◆ **TASK ITEM**
Sift through the material below and return the lines with "this".
==== WORKING DATA ====
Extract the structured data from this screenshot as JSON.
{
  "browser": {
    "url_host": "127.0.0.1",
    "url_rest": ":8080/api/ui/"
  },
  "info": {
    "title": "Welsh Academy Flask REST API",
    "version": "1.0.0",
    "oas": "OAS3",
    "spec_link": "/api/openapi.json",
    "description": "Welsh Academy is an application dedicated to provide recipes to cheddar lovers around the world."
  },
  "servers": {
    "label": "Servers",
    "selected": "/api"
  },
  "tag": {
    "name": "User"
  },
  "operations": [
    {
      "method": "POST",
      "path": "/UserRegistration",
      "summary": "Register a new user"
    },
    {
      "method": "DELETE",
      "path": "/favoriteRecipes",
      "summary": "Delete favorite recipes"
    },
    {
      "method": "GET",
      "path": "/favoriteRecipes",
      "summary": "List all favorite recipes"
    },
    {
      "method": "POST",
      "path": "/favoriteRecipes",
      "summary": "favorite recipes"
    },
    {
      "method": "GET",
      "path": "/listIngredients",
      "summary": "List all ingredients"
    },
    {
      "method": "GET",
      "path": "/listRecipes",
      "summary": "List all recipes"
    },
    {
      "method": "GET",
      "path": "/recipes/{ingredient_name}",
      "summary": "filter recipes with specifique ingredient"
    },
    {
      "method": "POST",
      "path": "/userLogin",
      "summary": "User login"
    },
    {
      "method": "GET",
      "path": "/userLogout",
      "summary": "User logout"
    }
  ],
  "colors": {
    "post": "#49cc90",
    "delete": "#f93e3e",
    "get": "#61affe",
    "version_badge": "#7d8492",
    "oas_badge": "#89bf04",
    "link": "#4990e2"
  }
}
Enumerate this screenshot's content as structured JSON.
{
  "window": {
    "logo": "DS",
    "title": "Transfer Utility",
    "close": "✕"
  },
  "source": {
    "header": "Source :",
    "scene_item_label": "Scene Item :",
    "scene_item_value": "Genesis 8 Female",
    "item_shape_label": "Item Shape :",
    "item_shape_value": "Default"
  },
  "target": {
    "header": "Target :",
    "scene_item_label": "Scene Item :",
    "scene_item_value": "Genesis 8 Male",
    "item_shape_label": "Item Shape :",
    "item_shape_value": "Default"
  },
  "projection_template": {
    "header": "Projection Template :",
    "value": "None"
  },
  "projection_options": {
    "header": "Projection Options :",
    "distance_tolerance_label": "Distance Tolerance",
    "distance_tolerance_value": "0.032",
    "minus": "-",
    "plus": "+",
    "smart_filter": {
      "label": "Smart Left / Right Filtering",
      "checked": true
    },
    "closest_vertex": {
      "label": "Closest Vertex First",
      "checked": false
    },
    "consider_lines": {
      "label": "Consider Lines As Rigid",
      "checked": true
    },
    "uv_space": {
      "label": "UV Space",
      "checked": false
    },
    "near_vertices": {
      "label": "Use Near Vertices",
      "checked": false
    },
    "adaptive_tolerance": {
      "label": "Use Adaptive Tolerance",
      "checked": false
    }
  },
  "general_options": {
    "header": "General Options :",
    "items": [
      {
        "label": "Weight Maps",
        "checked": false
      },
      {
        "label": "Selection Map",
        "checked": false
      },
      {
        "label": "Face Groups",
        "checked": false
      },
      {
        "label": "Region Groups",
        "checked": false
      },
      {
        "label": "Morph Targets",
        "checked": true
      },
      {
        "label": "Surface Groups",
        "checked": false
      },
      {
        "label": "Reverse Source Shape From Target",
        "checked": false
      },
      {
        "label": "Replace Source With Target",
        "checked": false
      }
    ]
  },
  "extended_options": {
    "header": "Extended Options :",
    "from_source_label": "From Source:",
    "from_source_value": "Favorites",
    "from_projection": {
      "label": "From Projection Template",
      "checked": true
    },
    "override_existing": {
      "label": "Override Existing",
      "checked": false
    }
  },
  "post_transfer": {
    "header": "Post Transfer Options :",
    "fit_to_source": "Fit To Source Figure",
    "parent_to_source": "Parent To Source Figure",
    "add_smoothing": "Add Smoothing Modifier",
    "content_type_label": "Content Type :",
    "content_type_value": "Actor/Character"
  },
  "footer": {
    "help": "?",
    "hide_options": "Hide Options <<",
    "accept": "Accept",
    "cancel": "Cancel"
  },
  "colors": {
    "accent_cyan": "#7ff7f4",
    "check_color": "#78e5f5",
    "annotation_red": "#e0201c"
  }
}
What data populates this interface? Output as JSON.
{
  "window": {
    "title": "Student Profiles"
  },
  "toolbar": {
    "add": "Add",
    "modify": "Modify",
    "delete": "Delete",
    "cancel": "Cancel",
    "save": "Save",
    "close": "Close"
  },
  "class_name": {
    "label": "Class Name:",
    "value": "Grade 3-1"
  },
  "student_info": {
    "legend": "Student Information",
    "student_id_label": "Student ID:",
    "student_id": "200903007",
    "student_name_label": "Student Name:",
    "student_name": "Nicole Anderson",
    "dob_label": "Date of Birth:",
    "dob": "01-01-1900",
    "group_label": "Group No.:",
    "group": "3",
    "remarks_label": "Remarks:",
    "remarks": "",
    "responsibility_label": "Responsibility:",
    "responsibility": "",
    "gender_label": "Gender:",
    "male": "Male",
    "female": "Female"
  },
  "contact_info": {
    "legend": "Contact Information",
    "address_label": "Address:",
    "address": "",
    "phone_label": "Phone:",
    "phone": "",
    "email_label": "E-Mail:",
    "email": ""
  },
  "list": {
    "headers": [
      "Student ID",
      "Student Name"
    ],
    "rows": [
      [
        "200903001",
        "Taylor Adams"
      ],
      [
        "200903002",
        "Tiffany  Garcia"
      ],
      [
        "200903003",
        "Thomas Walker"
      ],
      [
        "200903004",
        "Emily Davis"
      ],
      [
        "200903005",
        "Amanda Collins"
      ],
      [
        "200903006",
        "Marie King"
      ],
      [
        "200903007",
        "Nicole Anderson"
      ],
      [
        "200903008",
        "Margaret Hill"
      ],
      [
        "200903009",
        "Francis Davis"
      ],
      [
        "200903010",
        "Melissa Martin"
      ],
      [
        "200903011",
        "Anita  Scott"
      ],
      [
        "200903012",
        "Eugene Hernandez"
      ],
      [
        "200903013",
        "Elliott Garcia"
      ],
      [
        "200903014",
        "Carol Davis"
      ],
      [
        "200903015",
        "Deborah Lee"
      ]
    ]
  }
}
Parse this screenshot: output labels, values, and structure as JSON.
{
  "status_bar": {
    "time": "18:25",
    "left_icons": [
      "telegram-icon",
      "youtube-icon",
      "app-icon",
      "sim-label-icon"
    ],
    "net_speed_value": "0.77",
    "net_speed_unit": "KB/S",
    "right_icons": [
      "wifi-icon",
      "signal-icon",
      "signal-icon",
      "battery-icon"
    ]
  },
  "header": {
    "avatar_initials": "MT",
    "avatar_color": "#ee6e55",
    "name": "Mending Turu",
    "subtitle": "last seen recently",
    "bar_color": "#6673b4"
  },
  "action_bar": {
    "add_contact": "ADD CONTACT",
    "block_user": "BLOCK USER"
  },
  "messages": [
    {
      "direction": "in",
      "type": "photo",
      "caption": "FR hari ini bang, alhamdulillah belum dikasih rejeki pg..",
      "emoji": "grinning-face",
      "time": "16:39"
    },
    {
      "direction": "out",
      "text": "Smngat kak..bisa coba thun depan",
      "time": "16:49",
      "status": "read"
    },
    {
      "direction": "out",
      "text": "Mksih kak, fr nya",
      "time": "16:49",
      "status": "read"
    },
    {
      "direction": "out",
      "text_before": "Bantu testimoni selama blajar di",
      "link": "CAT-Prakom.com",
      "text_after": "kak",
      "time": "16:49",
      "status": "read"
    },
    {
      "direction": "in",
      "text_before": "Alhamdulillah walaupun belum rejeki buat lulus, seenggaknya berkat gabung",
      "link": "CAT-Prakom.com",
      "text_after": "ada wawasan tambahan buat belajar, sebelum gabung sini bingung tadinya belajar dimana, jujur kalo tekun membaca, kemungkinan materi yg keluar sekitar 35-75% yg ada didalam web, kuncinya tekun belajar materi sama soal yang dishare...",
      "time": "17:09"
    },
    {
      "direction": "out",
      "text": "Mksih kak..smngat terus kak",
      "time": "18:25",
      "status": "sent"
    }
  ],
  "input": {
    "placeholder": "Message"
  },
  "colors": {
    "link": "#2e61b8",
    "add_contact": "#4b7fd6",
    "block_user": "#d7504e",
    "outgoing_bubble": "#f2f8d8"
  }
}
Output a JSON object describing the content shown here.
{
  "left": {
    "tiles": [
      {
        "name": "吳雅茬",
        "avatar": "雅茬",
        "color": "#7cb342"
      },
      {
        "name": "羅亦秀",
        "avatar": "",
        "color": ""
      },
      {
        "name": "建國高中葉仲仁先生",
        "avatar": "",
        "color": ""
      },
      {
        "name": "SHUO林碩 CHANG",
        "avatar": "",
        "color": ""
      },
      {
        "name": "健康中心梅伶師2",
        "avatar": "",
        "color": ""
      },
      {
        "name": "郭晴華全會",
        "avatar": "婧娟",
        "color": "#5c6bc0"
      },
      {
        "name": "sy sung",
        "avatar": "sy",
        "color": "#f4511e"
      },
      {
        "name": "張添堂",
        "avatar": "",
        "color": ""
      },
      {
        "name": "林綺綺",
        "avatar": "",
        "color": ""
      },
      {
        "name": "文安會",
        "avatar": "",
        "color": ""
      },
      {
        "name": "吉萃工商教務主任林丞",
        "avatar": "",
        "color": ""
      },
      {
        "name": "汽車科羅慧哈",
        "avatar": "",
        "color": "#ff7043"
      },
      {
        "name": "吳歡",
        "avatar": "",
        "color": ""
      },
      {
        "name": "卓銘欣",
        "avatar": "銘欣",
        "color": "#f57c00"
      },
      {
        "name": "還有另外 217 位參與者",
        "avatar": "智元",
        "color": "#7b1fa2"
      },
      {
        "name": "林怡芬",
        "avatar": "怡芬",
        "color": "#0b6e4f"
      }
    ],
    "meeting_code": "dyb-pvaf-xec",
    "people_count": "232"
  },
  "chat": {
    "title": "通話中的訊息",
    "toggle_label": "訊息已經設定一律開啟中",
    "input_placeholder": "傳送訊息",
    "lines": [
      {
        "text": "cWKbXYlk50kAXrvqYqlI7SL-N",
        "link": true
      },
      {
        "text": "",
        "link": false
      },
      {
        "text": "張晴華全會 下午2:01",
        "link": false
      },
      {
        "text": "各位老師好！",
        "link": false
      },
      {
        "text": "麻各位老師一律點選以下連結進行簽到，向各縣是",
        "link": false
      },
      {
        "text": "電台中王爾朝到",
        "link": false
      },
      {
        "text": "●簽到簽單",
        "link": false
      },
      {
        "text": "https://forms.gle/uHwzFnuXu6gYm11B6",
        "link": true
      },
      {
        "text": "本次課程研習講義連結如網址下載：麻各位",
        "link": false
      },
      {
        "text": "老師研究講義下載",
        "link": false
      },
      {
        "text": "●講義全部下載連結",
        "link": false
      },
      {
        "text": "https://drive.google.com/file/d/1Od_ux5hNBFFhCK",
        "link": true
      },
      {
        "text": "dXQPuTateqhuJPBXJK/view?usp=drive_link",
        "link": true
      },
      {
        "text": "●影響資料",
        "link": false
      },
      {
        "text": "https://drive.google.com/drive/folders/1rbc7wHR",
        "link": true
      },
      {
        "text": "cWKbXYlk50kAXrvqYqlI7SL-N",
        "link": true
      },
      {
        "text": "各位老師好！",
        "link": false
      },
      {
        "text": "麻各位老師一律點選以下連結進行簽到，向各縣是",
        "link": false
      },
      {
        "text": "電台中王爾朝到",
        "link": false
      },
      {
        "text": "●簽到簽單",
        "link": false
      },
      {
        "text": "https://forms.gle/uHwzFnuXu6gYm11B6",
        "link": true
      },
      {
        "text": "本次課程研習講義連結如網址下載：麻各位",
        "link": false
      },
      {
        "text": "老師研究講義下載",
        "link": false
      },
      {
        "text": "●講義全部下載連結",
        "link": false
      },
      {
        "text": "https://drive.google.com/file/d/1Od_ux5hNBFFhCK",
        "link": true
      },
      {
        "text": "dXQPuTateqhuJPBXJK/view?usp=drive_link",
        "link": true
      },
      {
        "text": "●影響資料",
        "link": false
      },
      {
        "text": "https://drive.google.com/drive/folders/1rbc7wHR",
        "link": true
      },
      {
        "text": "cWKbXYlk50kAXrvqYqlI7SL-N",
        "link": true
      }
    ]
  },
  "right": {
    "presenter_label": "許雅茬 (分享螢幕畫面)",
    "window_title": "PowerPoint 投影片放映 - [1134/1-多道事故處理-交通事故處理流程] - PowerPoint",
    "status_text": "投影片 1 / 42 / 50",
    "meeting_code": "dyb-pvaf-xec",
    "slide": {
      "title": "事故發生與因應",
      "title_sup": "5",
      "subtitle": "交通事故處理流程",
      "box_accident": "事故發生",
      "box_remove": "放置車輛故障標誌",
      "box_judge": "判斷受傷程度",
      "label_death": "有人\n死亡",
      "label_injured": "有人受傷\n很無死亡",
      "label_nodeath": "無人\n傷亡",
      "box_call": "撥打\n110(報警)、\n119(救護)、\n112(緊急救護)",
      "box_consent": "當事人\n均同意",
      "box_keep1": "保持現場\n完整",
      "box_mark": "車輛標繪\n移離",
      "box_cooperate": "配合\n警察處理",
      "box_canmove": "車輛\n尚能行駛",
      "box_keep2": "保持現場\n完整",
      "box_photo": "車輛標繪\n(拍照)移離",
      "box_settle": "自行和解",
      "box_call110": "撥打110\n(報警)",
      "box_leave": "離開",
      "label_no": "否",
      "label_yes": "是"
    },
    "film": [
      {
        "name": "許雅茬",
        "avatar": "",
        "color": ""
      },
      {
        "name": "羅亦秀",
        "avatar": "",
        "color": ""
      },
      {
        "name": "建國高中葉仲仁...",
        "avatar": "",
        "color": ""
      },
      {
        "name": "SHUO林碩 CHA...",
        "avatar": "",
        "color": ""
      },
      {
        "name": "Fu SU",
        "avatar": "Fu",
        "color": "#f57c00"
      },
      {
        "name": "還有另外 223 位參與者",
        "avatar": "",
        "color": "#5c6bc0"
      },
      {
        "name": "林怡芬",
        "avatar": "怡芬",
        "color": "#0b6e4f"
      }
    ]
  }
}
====
◆ **THE ANSWER**
Extract the structured data from this screenshot as JSON.
Enumerate this screenshot's content as structured JSON.
What data populates this interface? Output as JSON.
Parse this screenshot: output labels, values, and structure as JSON.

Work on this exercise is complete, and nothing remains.